DATASET RECORDS:
**********

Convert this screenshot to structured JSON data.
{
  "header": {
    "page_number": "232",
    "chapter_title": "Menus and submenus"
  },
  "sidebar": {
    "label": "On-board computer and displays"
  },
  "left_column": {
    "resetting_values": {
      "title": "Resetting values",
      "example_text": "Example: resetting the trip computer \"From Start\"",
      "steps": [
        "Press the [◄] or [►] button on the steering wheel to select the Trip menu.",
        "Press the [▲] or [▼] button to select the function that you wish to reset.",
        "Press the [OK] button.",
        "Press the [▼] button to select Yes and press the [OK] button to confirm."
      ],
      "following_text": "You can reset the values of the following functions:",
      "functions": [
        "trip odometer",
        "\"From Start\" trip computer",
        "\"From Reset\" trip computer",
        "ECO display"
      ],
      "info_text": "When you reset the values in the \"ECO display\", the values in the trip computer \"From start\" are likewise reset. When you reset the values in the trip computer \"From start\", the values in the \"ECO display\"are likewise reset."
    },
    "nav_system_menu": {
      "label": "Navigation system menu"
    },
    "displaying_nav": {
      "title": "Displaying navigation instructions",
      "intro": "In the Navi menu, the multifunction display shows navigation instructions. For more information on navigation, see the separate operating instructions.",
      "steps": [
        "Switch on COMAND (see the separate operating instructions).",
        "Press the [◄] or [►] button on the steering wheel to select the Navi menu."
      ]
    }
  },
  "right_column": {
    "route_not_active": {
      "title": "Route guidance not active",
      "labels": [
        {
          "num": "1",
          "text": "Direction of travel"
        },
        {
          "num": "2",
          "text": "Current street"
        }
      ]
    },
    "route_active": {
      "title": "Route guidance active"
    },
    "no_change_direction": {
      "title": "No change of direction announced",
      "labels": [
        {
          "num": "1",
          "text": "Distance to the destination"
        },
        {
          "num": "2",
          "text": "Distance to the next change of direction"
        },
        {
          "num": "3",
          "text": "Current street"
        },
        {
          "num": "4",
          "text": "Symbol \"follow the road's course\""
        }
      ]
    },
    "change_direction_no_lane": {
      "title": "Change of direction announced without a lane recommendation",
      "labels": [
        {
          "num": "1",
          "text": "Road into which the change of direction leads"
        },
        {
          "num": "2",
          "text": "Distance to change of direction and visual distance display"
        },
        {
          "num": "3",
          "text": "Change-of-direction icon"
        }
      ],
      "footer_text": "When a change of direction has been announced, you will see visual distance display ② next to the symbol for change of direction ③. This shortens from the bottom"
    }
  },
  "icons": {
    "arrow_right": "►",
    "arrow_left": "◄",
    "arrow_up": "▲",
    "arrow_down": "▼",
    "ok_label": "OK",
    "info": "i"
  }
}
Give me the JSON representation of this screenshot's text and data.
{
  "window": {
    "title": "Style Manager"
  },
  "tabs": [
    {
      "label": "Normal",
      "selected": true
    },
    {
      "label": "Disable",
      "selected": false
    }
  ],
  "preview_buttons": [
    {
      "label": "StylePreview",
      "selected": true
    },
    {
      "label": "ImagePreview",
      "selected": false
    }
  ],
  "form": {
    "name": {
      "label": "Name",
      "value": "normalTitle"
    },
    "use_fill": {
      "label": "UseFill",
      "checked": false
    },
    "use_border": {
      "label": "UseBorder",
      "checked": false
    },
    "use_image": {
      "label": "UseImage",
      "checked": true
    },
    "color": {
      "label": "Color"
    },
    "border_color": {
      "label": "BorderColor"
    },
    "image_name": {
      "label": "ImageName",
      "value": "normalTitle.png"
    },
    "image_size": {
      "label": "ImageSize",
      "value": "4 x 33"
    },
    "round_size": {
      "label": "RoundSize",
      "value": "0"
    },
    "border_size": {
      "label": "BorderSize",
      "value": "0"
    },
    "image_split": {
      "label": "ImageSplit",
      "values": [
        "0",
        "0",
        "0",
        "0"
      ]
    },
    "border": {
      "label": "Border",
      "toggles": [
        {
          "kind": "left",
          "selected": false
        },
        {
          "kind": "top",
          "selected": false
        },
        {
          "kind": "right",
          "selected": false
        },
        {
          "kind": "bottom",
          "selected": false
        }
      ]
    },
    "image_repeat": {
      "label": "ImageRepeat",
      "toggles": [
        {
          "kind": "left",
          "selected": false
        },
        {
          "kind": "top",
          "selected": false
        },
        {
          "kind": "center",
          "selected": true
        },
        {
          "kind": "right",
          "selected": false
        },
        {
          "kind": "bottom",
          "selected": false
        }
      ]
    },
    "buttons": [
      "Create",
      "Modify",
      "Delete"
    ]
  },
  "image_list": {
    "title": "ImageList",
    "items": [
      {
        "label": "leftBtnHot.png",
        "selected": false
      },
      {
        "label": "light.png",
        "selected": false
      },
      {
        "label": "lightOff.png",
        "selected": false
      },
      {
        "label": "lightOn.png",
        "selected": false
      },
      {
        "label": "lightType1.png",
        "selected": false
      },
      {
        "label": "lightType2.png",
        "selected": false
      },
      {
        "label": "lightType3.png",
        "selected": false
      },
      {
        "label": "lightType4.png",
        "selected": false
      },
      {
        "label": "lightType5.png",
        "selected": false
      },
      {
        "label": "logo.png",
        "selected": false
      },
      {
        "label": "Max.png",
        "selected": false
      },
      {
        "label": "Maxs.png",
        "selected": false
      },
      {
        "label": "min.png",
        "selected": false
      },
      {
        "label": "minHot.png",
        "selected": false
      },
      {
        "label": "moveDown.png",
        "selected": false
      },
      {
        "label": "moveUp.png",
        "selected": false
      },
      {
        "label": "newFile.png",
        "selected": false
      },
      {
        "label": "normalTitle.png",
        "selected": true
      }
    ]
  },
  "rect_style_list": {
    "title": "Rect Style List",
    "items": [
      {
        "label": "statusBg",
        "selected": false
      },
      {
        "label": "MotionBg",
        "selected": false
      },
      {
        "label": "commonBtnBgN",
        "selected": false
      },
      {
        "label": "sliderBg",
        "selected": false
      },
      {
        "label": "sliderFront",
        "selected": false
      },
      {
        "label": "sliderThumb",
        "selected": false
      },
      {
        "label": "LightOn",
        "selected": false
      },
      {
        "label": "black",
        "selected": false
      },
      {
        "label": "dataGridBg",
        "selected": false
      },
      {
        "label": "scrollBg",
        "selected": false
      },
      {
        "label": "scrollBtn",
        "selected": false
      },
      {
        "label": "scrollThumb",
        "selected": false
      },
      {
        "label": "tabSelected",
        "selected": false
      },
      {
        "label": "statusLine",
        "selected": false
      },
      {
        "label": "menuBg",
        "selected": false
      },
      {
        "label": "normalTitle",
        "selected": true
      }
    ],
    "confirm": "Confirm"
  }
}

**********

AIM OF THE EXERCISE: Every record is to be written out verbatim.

RESPONSE:
Convert this screenshot to structured JSON data.
{
  "header": {
    "page_number": "232",
    "chapter_title": "Menus and submenus"
  },
  "sidebar": {
    "label": "On-board computer and displays"
  },
  "left_column": {
    "resetting_values": {
      "title": "Resetting values",
      "example_text": "Example: resetting the trip computer \"From Start\"",
      "steps": [
        "Press the [◄] or [►] button on the steering wheel to select the Trip menu.",
        "Press the [▲] or [▼] button to select the function that you wish to reset.",
        "Press the [OK] button.",
        "Press the [▼] button to select Yes and press the [OK] button to confirm."
      ],
      "following_text": "You can reset the values of the following functions:",
      "functions": [
        "trip odometer",
        "\"From Start\" trip computer",
        "\"From Reset\" trip computer",
        "ECO display"
      ],
      "info_text": "When you reset the values in the \"ECO display\", the values in the trip computer \"From start\" are likewise reset. When you reset the values in the trip computer \"From start\", the values in the \"ECO display\"are likewise reset."
    },
    "nav_system_menu": {
      "label": "Navigation system menu"
    },
    "displaying_nav": {
      "title": "Displaying navigation instructions",
      "intro": "In the Navi menu, the multifunction display shows navigation instructions. For more information on navigation, see the separate operating instructions.",
      "steps": [
        "Switch on COMAND (see the separate operating instructions).",
        "Press the [◄] or [►] button on the steering wheel to select the Navi menu."
      ]
    }
  },
  "right_column": {
    "route_not_active": {
      "title": "Route guidance not active",
      "labels": [
        {
          "num": "1",
          "text": "Direction of travel"
        },
        {
          "num": "2",
          "text": "Current street"
        }
      ]
    },
    "route_active": {
      "title": "Route guidance active"
    },
    "no_change_direction": {
      "title": "No change of direction announced",
      "labels": [
        {
          "num": "1",
          "text": "Distance to the destination"
        },
        {
          "num": "2",
          "text": "Distance to the next change of direction"
        },
        {
          "num": "3",
          "text": "Current street"
        },
        {
          "num": "4",
          "text": "Symbol \"follow the road's course\""
        }
      ]
    },
    "change_direction_no_lane": {
      "title": "Change of direction announced without a lane recommendation",
      "labels": [
        {
          "num": "1",
          "text": "Road into which the change of direction leads"
        },
        {
          "num": "2",
          "text": "Distance to change of direction and visual distance display"
        },
        {
          "num": "3",
          "text": "Change-of-direction icon"
        }
      ],
      "footer_text": "When a change of direction has been announced, you will see visual distance display ② next to the symbol for change of direction ③. This shortens from the bottom"
    }
  },
  "icons": {
    "arrow_right": "►",
    "arrow_left": "◄",
    "arrow_up": "▲",
    "arrow_down": "▼",
    "ok_label": "OK",
    "info": "i"
  }
}
Give me the JSON representation of this screenshot's text and data.
{
  "window": {
    "title": "Style Manager"
  },
  "tabs": [
    {
      "label": "Normal",
      "selected": true
    },
    {
      "label": "Disable",
      "selected": false
    }
  ],
  "preview_buttons": [
    {
      "label": "StylePreview",
      "selected": true
    },
    {
      "label": "ImagePreview",
      "selected": false
    }
  ],
  "form": {
    "name": {
      "label": "Name",
      "value": "normalTitle"
    },
    "use_fill": {
      "label": "UseFill",
      "checked": false
    },
    "use_border": {
      "label": "UseBorder",
      "checked": false
    },
    "use_image": {
      "label": "UseImage",
      "checked": true
    },
    "color": {
      "label": "Color"
    },
    "border_color": {
      "label": "BorderColor"
    },
    "image_name": {
      "label": "ImageName",
      "value": "normalTitle.png"
    },
    "image_size": {
      "label": "ImageSize",
      "value": "4 x 33"
    },
    "round_size": {
      "label": "RoundSize",
      "value": "0"
    },
    "border_size": {
      "label": "BorderSize",
      "value": "0"
    },
    "image_split": {
      "label": "ImageSplit",
      "values": [
        "0",
        "0",
        "0",
        "0"
      ]
    },
    "border": {
      "label": "Border",
      "toggles": [
        {
          "kind": "left",
          "selected": false
        },
        {
          "kind": "top",
          "selected": false
        },
        {
          "kind": "right",
          "selected": false
        },
        {
          "kind": "bottom",
          "selected": false
        }
      ]
    },
    "image_repeat": {
      "label": "ImageRepeat",
      "toggles": [
        {
          "kind": "left",
          "selected": false
        },
        {
          "kind": "top",
          "selected": false
        },
        {
          "kind": "center",
          "selected": true
        },
        {
          "kind": "right",
          "selected": false
        },
        {
          "kind": "bottom",
          "selected": false
        }
      ]
    },
    "buttons": [
      "Create",
      "Modify",
      "Delete"
    ]
  },
  "image_list": {
    "title": "ImageList",
    "items": [
      {
        "label": "leftBtnHot.png",
        "selected": false
      },
      {
        "label": "light.png",
        "selected": false
      },
      {
        "label": "lightOff.png",
        "selected": false
      },
      {
        "label": "lightOn.png",
        "selected": false
      },
      {
        "label": "lightType1.png",
        "selected": false
      },
      {
        "label": "lightType2.png",
        "selected": false
      },
      {
        "label": "lightType3.png",
        "selected": false
      },
      {
        "label": "lightType4.png",
        "selected": false
      },
      {
        "label": "lightType5.png",
        "selected": false
      },
      {
        "label": "logo.png",
        "selected": false
      },
      {
        "label": "Max.png",
        "selected": false
      },
      {
        "label": "Maxs.png",
        "selected": false
      },
      {
        "label": "min.png",
        "selected": false
      },
      {
        "label": "minHot.png",
        "selected": false
      },
      {
        "label": "moveDown.png",
        "selected": false
      },
      {
        "label": "moveUp.png",
        "selected": false
      },
      {
        "label": "newFile.png",
        "selected": false
      },
      {
        "label": "normalTitle.png",
        "selected": true
      }
    ]
  },
  "rect_style_list": {
    "title": "Rect Style List",
    "items": [
      {
        "label": "statusBg",
        "selected": false
      },
      {
        "label": "MotionBg",
        "selected": false
      },
      {
        "label": "commonBtnBgN",
        "selected": false
      },
      {
        "label": "sliderBg",
        "selected": false
      },
      {
        "label": "sliderFront",
        "selected": false
      },
      {
        "label": "sliderThumb",
        "selected": false
      },
      {
        "label": "LightOn",
        "selected": false
      },
      {
        "label": "black",
        "selected": false
      },
      {
        "label": "dataGridBg",
        "selected": false
      },
      {
        "label": "scrollBg",
        "selected": false
      },
      {
        "label": "scrollBtn",
        "selected": false
      },
      {
        "label": "scrollThumb",
        "selected": false
      },
      {
        "label": "tabSelected",
        "selected": false
      },
      {
        "label": "statusLine",
        "selected": false
      },
      {
        "label": "menuBg",
        "selected": false
      },
      {
        "label": "normalTitle",
        "selected": true
      }
    ],
    "confirm": "Confirm"
  }
}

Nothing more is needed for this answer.